Firstly, I think *not* letting your child ride the subway between two safe neighborhoods in Manhattan could be argued to be "neglecting" to teach him to be autonomous and independent...but that argument would also be basically ridiculous, because it cheapens the meaning of "child neglect." What's lost is any sense of perspective - if whether or not your child rides the subway alone constitutes "child neglect," what would describe, say, selling your child into prostitution?
One commenter in the Tapped thread gets to something worth mentioning:
The only thing notable or newsworthy here was that this parent let a RICH, WHITE 9-year-old ride the subway alone.
Anyone who has taken the subway to slightly further-flung parts of the city knows that small-to-medium-sized kids routinely ride either alone, or with a friend but no adult -- but those kids are usually neither wealthy nor white.
I find it pretty depressing that parents can get up in arms about the ostensible horror of letting one kid briefly do the kind of thing that most kids with less privilege do, by necessity, all the time. Some kids are apparently just more precious, or media-attention-worthy, than others. The whole universe in which what this parent did is controversial has too much race and class privilege, as far as I'm concerned.
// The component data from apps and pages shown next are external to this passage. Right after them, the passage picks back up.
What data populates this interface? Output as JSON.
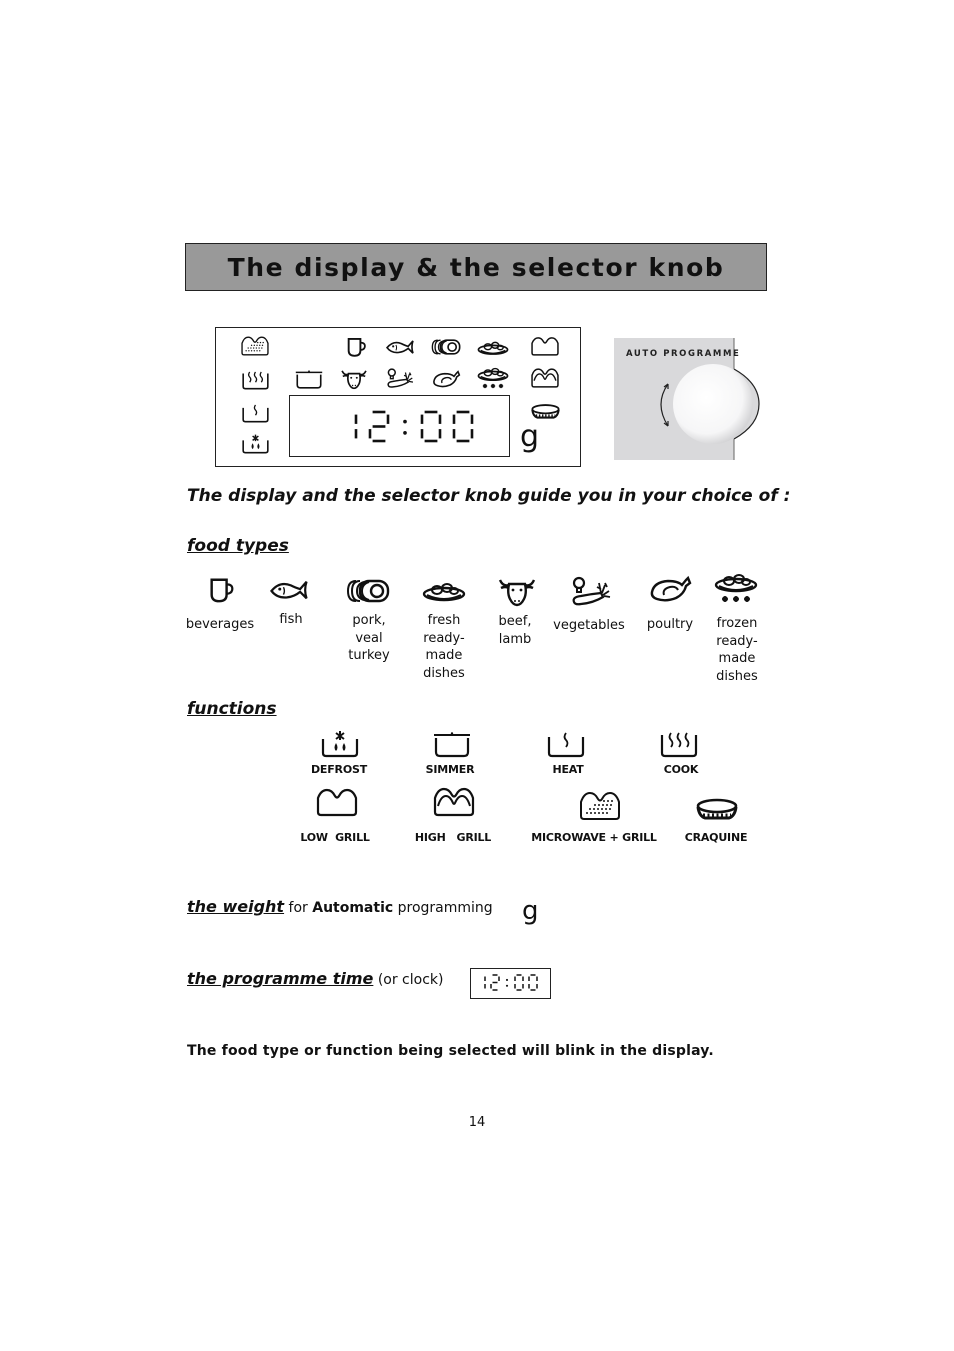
{
  "page": {
    "title": "The display & the selector knob",
    "page_number": "14"
  },
  "display": {
    "time": "12:00",
    "weight_unit": "g",
    "left_icons": [
      "microwave-grill-icon",
      "cook-icon",
      "heat-icon",
      "defrost-icon"
    ],
    "top_row_icons": [
      "beverages-icon",
      "fish-icon",
      "pork-veal-turkey-icon",
      "fresh-ready-made-dishes-icon",
      "low-grill-icon"
    ],
    "second_row_icons": [
      "simmer-icon",
      "beef-lamb-icon",
      "vegetables-icon",
      "poultry-icon",
      "frozen-ready-made-dishes-icon",
      "high-grill-icon"
    ],
    "right_icons": [
      "craquine-icon"
    ]
  },
  "knob": {
    "label": "AUTO PROGRAMME",
    "panel_color": "#d9d9db"
  },
  "intro": "The display and the selector knob guide you in your choice of :",
  "food_types": {
    "heading": "food types",
    "items": [
      {
        "icon": "beverages-icon",
        "label": [
          "beverages"
        ]
      },
      {
        "icon": "fish-icon",
        "label": [
          "fish"
        ]
      },
      {
        "icon": "pork-veal-turkey-icon",
        "label": [
          "pork,",
          "veal",
          "turkey"
        ]
      },
      {
        "icon": "fresh-ready-made-dishes-icon",
        "label": [
          "fresh",
          "ready-",
          "made",
          "dishes"
        ]
      },
      {
        "icon": "beef-lamb-icon",
        "label": [
          "beef,",
          "lamb"
        ]
      },
      {
        "icon": "vegetables-icon",
        "label": [
          "vegetables"
        ]
      },
      {
        "icon": "poultry-icon",
        "label": [
          "poultry"
        ]
      },
      {
        "icon": "frozen-ready-made-dishes-icon",
        "label": [
          "frozen",
          "ready-",
          "made",
          "dishes"
        ]
      }
    ]
  },
  "functions": {
    "heading": "functions",
    "items": [
      {
        "icon": "defrost-icon",
        "label": "DEFROST"
      },
      {
        "icon": "simmer-icon",
        "label": "SIMMER"
      },
      {
        "icon": "heat-icon",
        "label": "HEAT"
      },
      {
        "icon": "cook-icon",
        "label": "COOK"
      },
      {
        "icon": "low-grill-icon",
        "label": "LOW  GRILL"
      },
      {
        "icon": "high-grill-icon",
        "label": "HIGH   GRILL"
      },
      {
        "icon": "microwave-grill-icon",
        "label": "MICROWAVE + GRILL"
      },
      {
        "icon": "craquine-icon",
        "label": "CRAQUINE"
      }
    ]
  },
  "weight": {
    "heading": "the weight",
    "text_for": "for",
    "text_bold": "Automatic",
    "text_rest": "programming",
    "symbol": "g"
  },
  "programme_time": {
    "heading": "the programme time",
    "text": "(or clock)",
    "time": "12:00"
  },
  "note": "The food type or function being selected will blink in the display."
}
Well, exactly. There is an awful lot of status anxiety in play in the world of upper-middle and upper-class parenting - one mis-step, and you're in danger of being demoted to the increasingly economically strained world the rest of us live in. I think a partial explanation ought to include the increasing strain being put on middle-middle-class and poorer families, who have not gotten a raise in the last 30 years.